**TRY IT**
Search the records below for "this" and copy every line it turns up in.

**RECORDS SHOWN**
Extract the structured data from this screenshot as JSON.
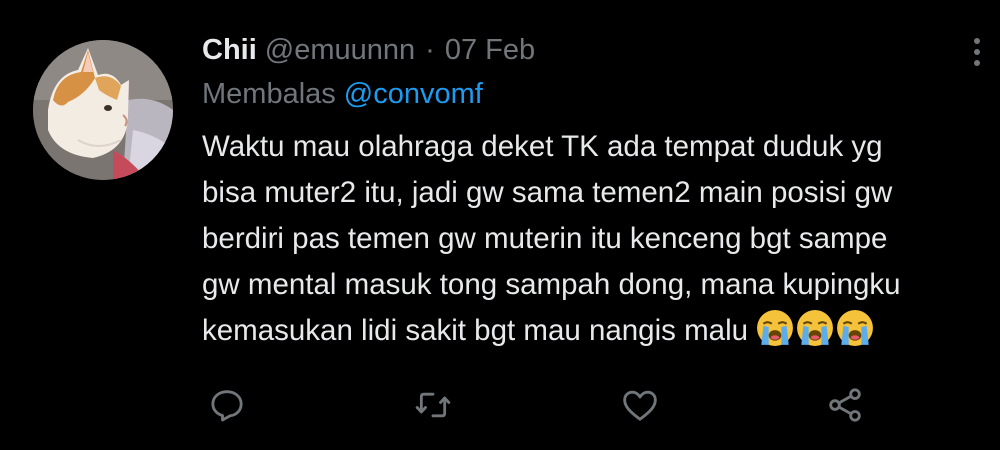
{
  "tweet": {
    "display_name": "Chii",
    "handle": "@emuunnn",
    "separator": "·",
    "date": "07 Feb",
    "reply_prefix": "Membalas",
    "reply_mention": "@convomf",
    "body_lines": [
      "Waktu mau olahraga deket TK ada tempat duduk yg",
      "bisa muter2 itu, jadi gw sama temen2 main posisi gw",
      "berdiri pas temen gw muterin itu kenceng bgt sampe",
      "gw mental masuk tong sampah dong, mana kupingku",
      "kemasukan lidi sakit bgt mau nangis malu"
    ],
    "emojis": [
      "loudly-crying-face-emoji",
      "loudly-crying-face-emoji",
      "loudly-crying-face-emoji"
    ]
  },
  "actions": {
    "reply_icon": "reply-icon",
    "retweet_icon": "retweet-icon",
    "like_icon": "like-icon",
    "share_icon": "share-icon"
  },
  "colors": {
    "background": "#000000",
    "text": "#e7e9ea",
    "secondary": "#71767b",
    "link": "#1d9bf0"
  }
}
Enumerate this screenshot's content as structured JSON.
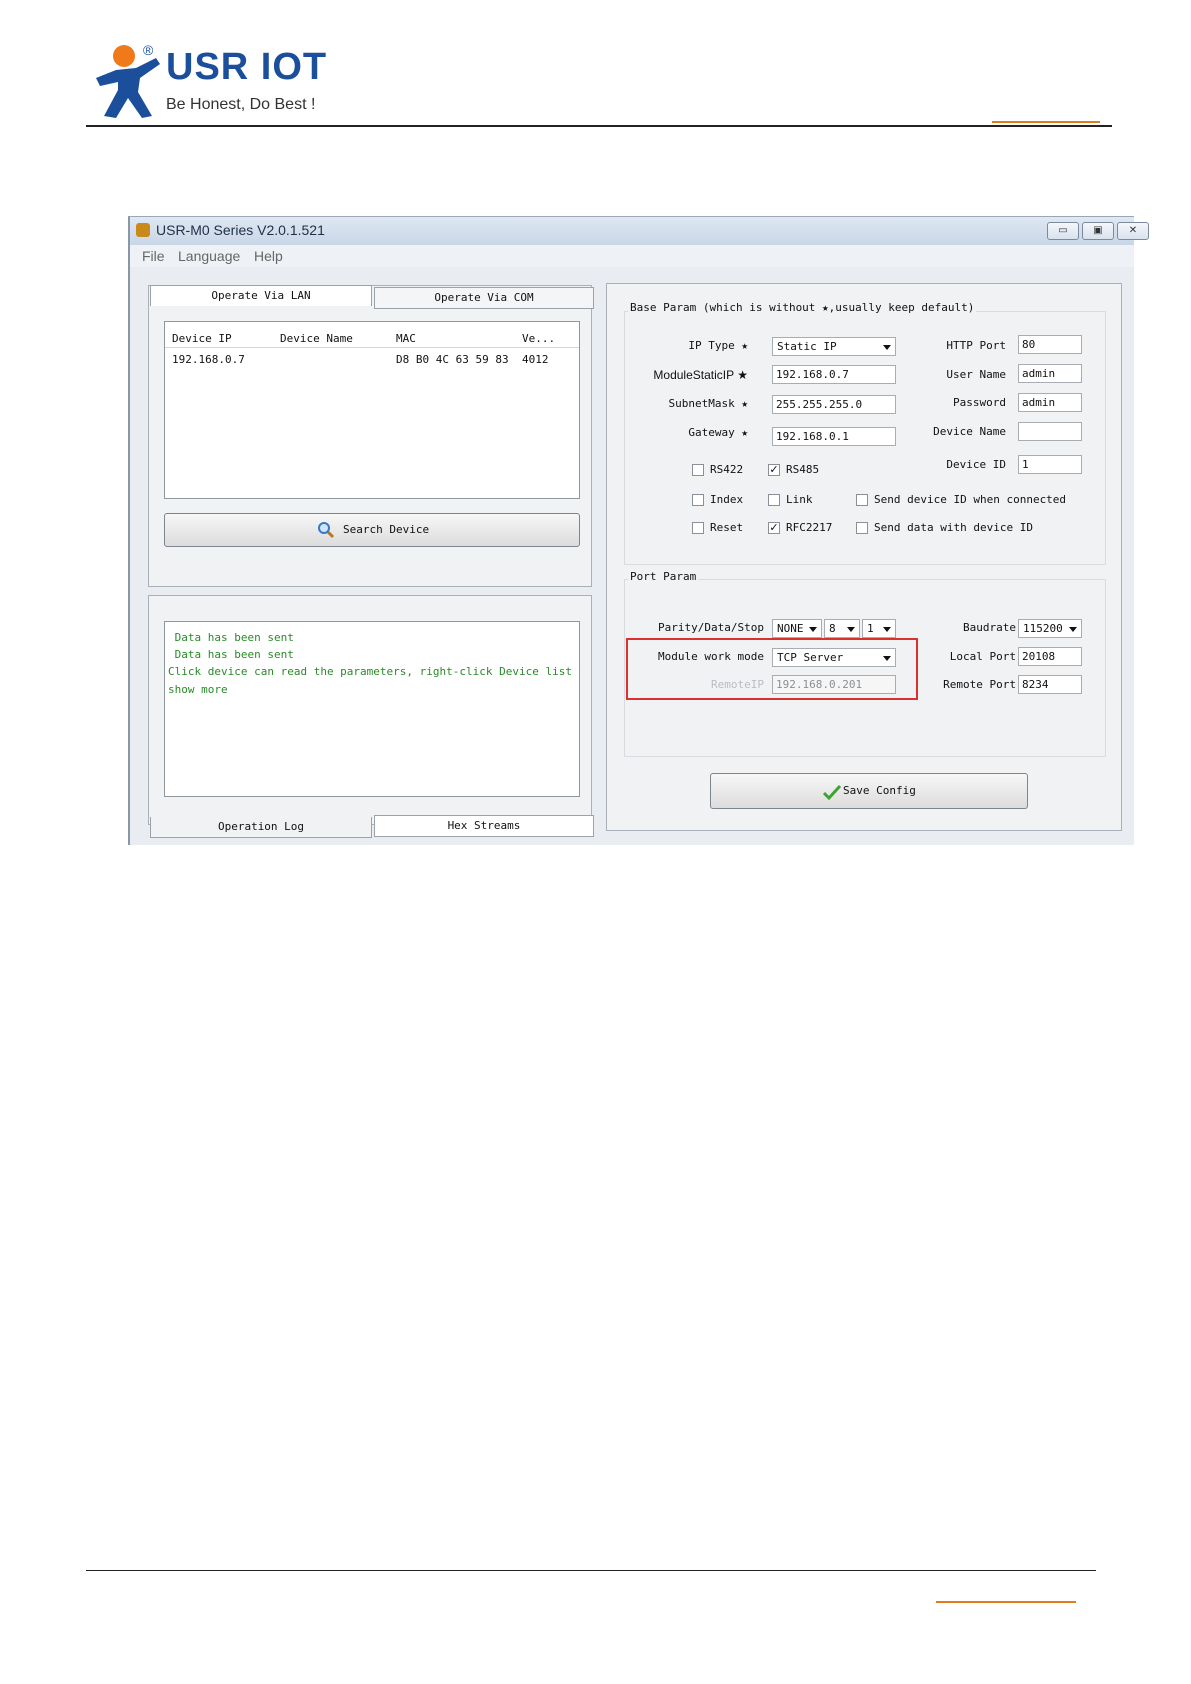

**ANSWER SECTION**
Extract the structured data from this screenshot as JSON.
Enumerate this screenshot's content as structured JSON.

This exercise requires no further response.